Set down each line of the data below exactly.

-- Opening Marker --

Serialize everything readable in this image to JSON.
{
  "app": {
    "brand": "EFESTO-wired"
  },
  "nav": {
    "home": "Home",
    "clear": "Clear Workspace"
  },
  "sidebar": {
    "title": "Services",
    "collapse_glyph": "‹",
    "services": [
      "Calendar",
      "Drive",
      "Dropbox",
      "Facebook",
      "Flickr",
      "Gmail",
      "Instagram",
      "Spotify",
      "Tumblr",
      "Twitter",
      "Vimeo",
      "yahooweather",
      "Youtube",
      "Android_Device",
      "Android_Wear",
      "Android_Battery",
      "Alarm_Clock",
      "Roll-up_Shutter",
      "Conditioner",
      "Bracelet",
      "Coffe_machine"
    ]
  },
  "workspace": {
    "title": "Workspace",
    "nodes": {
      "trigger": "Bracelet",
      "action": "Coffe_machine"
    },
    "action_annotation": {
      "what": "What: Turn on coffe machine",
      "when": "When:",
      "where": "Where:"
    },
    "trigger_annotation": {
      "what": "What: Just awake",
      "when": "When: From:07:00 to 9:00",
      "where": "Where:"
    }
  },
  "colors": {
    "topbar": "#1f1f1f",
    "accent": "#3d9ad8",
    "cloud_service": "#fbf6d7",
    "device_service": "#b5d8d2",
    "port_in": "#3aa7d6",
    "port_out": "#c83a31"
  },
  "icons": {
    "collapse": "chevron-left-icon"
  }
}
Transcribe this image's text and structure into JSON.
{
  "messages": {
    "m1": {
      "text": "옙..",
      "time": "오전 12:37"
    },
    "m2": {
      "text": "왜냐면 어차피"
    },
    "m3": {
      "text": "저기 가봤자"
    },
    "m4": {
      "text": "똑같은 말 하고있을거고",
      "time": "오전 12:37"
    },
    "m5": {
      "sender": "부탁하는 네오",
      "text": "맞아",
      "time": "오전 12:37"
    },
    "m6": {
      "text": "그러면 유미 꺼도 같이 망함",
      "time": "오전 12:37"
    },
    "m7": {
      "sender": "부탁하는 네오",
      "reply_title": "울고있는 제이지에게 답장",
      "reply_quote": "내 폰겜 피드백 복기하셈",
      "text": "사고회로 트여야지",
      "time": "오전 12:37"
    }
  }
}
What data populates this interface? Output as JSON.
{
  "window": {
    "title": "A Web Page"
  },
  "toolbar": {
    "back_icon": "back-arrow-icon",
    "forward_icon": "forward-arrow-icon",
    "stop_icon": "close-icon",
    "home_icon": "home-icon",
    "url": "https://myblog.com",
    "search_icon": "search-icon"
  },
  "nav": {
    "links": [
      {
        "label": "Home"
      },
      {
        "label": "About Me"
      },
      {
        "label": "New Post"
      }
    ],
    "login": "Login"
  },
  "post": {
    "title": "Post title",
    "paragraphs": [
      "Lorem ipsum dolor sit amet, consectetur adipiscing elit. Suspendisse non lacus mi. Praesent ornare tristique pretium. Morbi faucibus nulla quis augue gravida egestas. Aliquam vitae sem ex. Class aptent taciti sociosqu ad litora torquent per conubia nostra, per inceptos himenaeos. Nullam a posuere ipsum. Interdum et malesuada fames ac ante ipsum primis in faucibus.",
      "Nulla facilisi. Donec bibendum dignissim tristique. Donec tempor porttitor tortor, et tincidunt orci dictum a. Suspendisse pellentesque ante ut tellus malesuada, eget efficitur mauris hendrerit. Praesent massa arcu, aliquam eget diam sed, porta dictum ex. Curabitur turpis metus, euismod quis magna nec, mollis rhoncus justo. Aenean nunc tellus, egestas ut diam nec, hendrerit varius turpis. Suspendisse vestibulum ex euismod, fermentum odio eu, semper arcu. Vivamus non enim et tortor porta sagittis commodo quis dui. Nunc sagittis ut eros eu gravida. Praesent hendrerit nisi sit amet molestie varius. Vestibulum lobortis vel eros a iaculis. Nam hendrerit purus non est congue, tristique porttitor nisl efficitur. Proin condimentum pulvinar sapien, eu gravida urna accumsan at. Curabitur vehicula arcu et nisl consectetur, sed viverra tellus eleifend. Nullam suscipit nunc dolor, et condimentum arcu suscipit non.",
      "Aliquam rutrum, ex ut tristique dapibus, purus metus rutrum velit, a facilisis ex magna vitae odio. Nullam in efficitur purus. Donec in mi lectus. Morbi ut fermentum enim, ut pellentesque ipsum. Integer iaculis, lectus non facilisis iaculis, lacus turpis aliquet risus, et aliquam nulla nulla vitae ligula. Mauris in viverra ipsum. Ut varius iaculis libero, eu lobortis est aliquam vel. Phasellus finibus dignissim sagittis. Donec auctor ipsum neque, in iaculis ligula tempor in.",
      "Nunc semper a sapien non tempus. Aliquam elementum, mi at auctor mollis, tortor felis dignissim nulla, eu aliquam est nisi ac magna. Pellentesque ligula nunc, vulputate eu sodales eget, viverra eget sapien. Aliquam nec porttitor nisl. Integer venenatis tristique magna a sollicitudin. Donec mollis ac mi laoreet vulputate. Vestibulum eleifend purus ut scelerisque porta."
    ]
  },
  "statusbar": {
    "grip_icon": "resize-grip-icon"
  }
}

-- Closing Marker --

● WRITTEN RESPONSE
Serialize everything readable in this image to JSON.
{
  "app": {
    "brand": "EFESTO-wired"
  },
  "nav": {
    "home": "Home",
    "clear": "Clear Workspace"
  },
  "sidebar": {
    "title": "Services",
    "collapse_glyph": "‹",
    "services": [
      "Calendar",
      "Drive",
      "Dropbox",
      "Facebook",
      "Flickr",
      "Gmail",
      "Instagram",
      "Spotify",
      "Tumblr",
      "Twitter",
      "Vimeo",
      "yahooweather",
      "Youtube",
      "Android_Device",
      "Android_Wear",
      "Android_Battery",
      "Alarm_Clock",
      "Roll-up_Shutter",
      "Conditioner",
      "Bracelet",
      "Coffe_machine"
    ]
  },
  "workspace": {
    "title": "Workspace",
    "nodes": {
      "trigger": "Bracelet",
      "action": "Coffe_machine"
    },
    "action_annotation": {
      "what": "What: Turn on coffe machine",
      "when": "When:",
      "where": "Where:"
    },
    "trigger_annotation": {
      "what": "What: Just awake",
      "when": "When: From:07:00 to 9:00",
      "where": "Where:"
    }
  },
  "colors": {
    "topbar": "#1f1f1f",
    "accent": "#3d9ad8",
    "cloud_service": "#fbf6d7",
    "device_service": "#b5d8d2",
    "port_in": "#3aa7d6",
    "port_out": "#c83a31"
  },
  "icons": {
    "collapse": "chevron-left-icon"
  }
}
Transcribe this image's text and structure into JSON.
{
  "messages": {
    "m1": {
      "text": "옙..",
      "time": "오전 12:37"
    },
    "m2": {
      "text": "왜냐면 어차피"
    },
    "m3": {
      "text": "저기 가봤자"
    },
    "m4": {
      "text": "똑같은 말 하고있을거고",
      "time": "오전 12:37"
    },
    "m5": {
      "sender": "부탁하는 네오",
      "text": "맞아",
      "time": "오전 12:37"
    },
    "m6": {
      "text": "그러면 유미 꺼도 같이 망함",
      "time": "오전 12:37"
    },
    "m7": {
      "sender": "부탁하는 네오",
      "reply_title": "울고있는 제이지에게 답장",
      "reply_quote": "내 폰겜 피드백 복기하셈",
      "text": "사고회로 트여야지",
      "time": "오전 12:37"
    }
  }
}
What data populates this interface? Output as JSON.
{
  "window": {
    "title": "A Web Page"
  },
  "toolbar": {
    "back_icon": "back-arrow-icon",
    "forward_icon": "forward-arrow-icon",
    "stop_icon": "close-icon",
    "home_icon": "home-icon",
    "url": "https://myblog.com",
    "search_icon": "search-icon"
  },
  "nav": {
    "links": [
      {
        "label": "Home"
      },
      {
        "label": "About Me"
      },
      {
        "label": "New Post"
      }
    ],
    "login": "Login"
  },
  "post": {
    "title": "Post title",
    "paragraphs": [
      "Lorem ipsum dolor sit amet, consectetur adipiscing elit. Suspendisse non lacus mi. Praesent ornare tristique pretium. Morbi faucibus nulla quis augue gravida egestas. Aliquam vitae sem ex. Class aptent taciti sociosqu ad litora torquent per conubia nostra, per inceptos himenaeos. Nullam a posuere ipsum. Interdum et malesuada fames ac ante ipsum primis in faucibus.",
      "Nulla facilisi. Donec bibendum dignissim tristique. Donec tempor porttitor tortor, et tincidunt orci dictum a. Suspendisse pellentesque ante ut tellus malesuada, eget efficitur mauris hendrerit. Praesent massa arcu, aliquam eget diam sed, porta dictum ex. Curabitur turpis metus, euismod quis magna nec, mollis rhoncus justo. Aenean nunc tellus, egestas ut diam nec, hendrerit varius turpis. Suspendisse vestibulum ex euismod, fermentum odio eu, semper arcu. Vivamus non enim et tortor porta sagittis commodo quis dui. Nunc sagittis ut eros eu gravida. Praesent hendrerit nisi sit amet molestie varius. Vestibulum lobortis vel eros a iaculis. Nam hendrerit purus non est congue, tristique porttitor nisl efficitur. Proin condimentum pulvinar sapien, eu gravida urna accumsan at. Curabitur vehicula arcu et nisl consectetur, sed viverra tellus eleifend. Nullam suscipit nunc dolor, et condimentum arcu suscipit non.",
      "Aliquam rutrum, ex ut tristique dapibus, purus metus rutrum velit, a facilisis ex magna vitae odio. Nullam in efficitur purus. Donec in mi lectus. Morbi ut fermentum enim, ut pellentesque ipsum. Integer iaculis, lectus non facilisis iaculis, lacus turpis aliquet risus, et aliquam nulla nulla vitae ligula. Mauris in viverra ipsum. Ut varius iaculis libero, eu lobortis est aliquam vel. Phasellus finibus dignissim sagittis. Donec auctor ipsum neque, in iaculis ligula tempor in.",
      "Nunc semper a sapien non tempus. Aliquam elementum, mi at auctor mollis, tortor felis dignissim nulla, eu aliquam est nisi ac magna. Pellentesque ligula nunc, vulputate eu sodales eget, viverra eget sapien. Aliquam nec porttitor nisl. Integer venenatis tristique magna a sollicitudin. Donec mollis ac mi laoreet vulputate. Vestibulum eleifend purus ut scelerisque porta."
    ]
  },
  "statusbar": {
    "grip_icon": "resize-grip-icon"
  }
}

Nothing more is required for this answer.